What is expected:
Write out all of the entries that follow, word for word, but skip the pictures.

= Beginning of Section =

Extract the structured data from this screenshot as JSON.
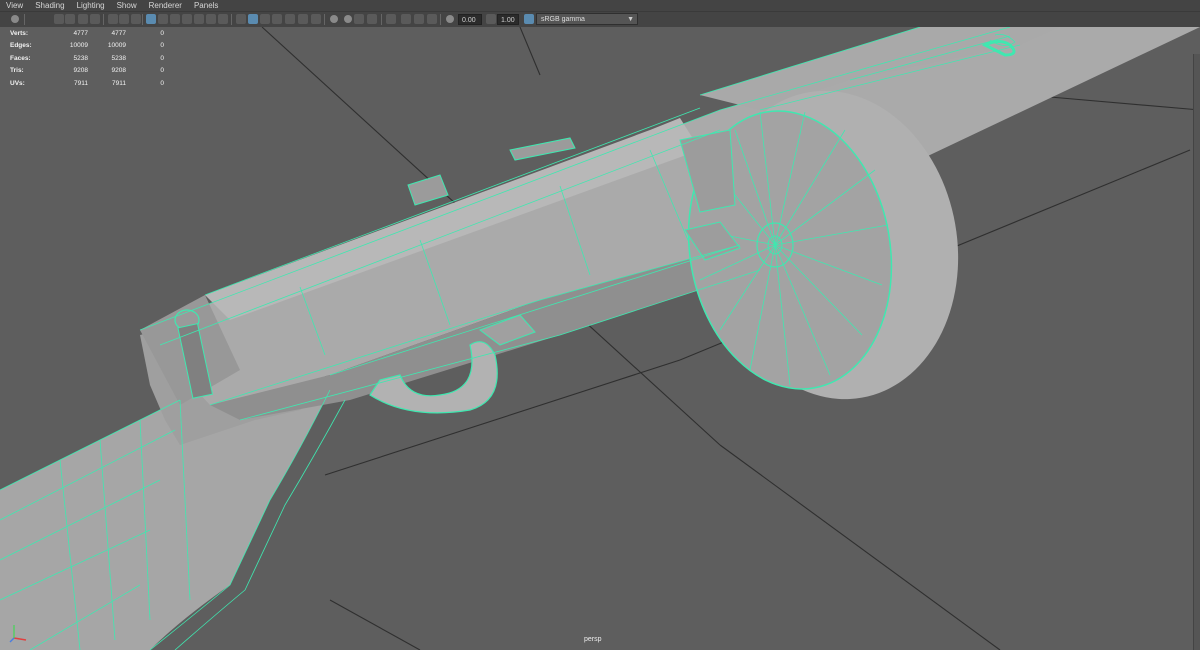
{
  "menu": [
    "View",
    "Shading",
    "Lighting",
    "Show",
    "Renderer",
    "Panels"
  ],
  "toolbar": {
    "exposure": "0.00",
    "gamma": "1.00",
    "color_space": "sRGB gamma"
  },
  "hud": {
    "rows": [
      {
        "label": "Verts:",
        "v1": "4777",
        "v2": "4777",
        "v3": "0"
      },
      {
        "label": "Edges:",
        "v1": "10009",
        "v2": "10009",
        "v3": "0"
      },
      {
        "label": "Faces:",
        "v1": "5238",
        "v2": "5238",
        "v3": "0"
      },
      {
        "label": "Tris:",
        "v1": "9208",
        "v2": "9208",
        "v3": "0"
      },
      {
        "label": "UVs:",
        "v1": "7911",
        "v2": "7911",
        "v3": "0"
      }
    ]
  },
  "camera": "persp",
  "colors": {
    "wire": "#3fe8b0",
    "mesh": "#a9a9a9",
    "background": "#5e5e5e"
  }
}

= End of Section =

Response below:
Extract the structured data from this screenshot as JSON.
{
  "menu": [
    "View",
    "Shading",
    "Lighting",
    "Show",
    "Renderer",
    "Panels"
  ],
  "toolbar": {
    "exposure": "0.00",
    "gamma": "1.00",
    "color_space": "sRGB gamma"
  },
  "hud": {
    "rows": [
      {
        "label": "Verts:",
        "v1": "4777",
        "v2": "4777",
        "v3": "0"
      },
      {
        "label": "Edges:",
        "v1": "10009",
        "v2": "10009",
        "v3": "0"
      },
      {
        "label": "Faces:",
        "v1": "5238",
        "v2": "5238",
        "v3": "0"
      },
      {
        "label": "Tris:",
        "v1": "9208",
        "v2": "9208",
        "v3": "0"
      },
      {
        "label": "UVs:",
        "v1": "7911",
        "v2": "7911",
        "v3": "0"
      }
    ]
  },
  "camera": "persp",
  "colors": {
    "wire": "#3fe8b0",
    "mesh": "#a9a9a9",
    "background": "#5e5e5e"
  }
}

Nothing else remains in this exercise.